DATA SUPPLIED:
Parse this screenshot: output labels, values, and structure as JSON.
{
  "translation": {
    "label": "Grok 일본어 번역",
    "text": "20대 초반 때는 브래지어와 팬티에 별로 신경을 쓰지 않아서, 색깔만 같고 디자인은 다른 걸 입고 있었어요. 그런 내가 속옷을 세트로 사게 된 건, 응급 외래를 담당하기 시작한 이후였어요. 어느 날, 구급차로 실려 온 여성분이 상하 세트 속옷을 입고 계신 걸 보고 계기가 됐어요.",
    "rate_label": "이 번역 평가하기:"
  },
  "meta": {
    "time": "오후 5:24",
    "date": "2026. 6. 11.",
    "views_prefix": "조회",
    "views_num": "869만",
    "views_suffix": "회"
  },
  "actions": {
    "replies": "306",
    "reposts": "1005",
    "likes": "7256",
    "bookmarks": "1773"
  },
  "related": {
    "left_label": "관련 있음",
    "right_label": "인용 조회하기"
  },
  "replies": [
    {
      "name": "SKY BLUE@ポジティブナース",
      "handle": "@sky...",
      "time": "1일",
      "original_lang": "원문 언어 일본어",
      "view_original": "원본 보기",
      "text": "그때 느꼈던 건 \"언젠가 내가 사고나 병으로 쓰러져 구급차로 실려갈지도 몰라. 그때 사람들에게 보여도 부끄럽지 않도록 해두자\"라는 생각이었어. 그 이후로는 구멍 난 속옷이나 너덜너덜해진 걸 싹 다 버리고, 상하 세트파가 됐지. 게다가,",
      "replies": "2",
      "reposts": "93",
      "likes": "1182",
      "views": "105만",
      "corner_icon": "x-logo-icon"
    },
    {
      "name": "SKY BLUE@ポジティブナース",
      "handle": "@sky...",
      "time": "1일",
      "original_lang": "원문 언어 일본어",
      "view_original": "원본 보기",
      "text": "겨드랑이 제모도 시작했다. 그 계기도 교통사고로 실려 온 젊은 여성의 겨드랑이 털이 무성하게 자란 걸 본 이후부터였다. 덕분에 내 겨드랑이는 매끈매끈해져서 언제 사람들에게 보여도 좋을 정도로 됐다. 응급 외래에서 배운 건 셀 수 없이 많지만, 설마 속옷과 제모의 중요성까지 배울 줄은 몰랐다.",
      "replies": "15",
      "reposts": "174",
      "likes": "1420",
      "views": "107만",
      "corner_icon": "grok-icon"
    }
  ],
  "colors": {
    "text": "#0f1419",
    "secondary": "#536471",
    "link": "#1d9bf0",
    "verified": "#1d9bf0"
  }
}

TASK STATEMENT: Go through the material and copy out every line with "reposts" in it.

OUTPUT FOR THIS EXERCISE:
    "reposts": "1005",
      "reposts": "93",
      "reposts": "174",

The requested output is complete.